He was the only child of Salvador Chamorro Oreamuno and Gregoria Vargas Báez. His mother remarried to Evaristo de la Rosa Enríquez and had nine other children, half siblings of Emiliano. Evaristo Enríquez was brother to Emiliano´s father in law, Ceferino Enríquez.

Chamorro married Lastenia Enríquez Bermúdez, b. abt 1875 Comalapa, Chontales d. 7 April 1952 Managua, daughter of Ceferino Enríquez and Isabel Bermúdez. He later married Mercedes Rodríguez Urbina. He did not have children and left all his fortune to his nephews, both from the Chamorro and the Enriquez family.

In popular culture[edit]

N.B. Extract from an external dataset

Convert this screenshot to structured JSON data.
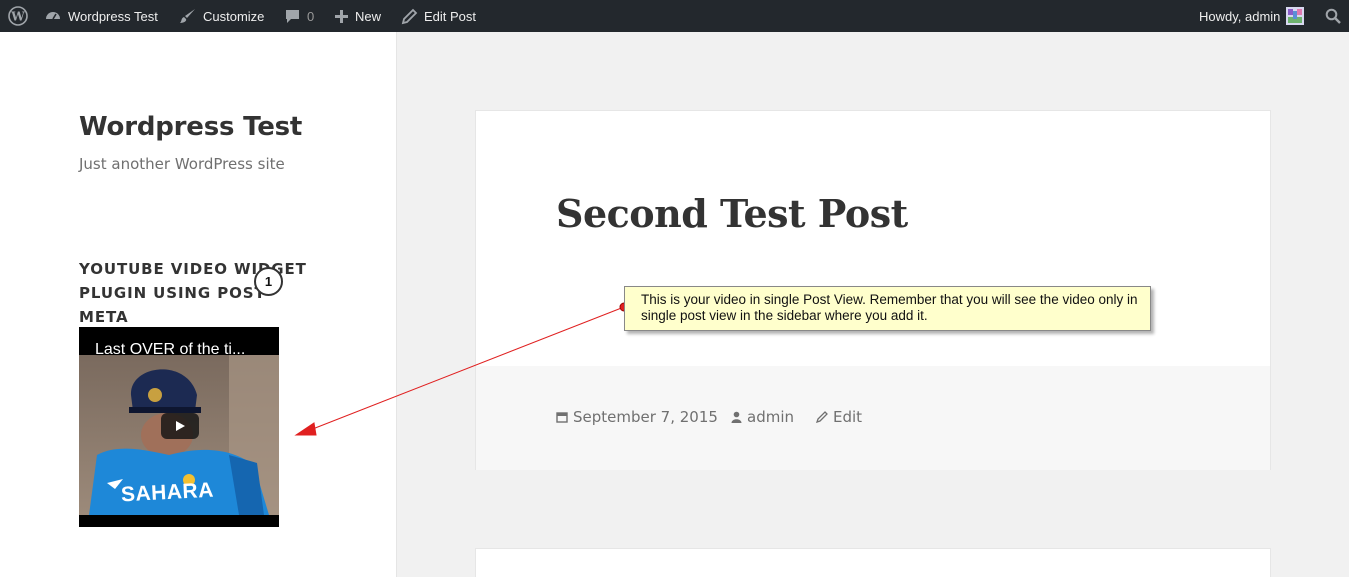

A portrait of Chamorro appears as a plot element in the novel Spalovač mrtvol by the Czech writer Ladislav Fuks, published in 1967. A film adaptation, directed by Juraj Herz, was released in 1969.[5]


  1. ^ "Gobernantes de Nicaragua". Ministerio de Educación. 9 December 2012. Archived from the original on 9 October 2012.
  2. ^ Kinzer, Stephen (2013). The Brothers: John Foster Dulles, Allen Dulles, and Their Secret World War. New York: Times Books.
  3. ^ Woolsey, L. H. (1926). "The Non-Recognition of the Chamobro Government in Nicaragua". American Journal of International Law. 20 (3): 543–549. doi:10.2307/2189042. ISSN 0002-9300.
  4. ^ "Chamorro". 25 February 2020.
  5. ^ "Spalovac mrtvol (The Cremator) (1969)". Archived from the original on January 18, 2012.{{cite web}}: CS1 maint: unfit URL (link)

External links[edit]

Political offices
Preceded by President of Nicaragua
Succeeded by
Preceded by President of Nicaragua
Succeeded by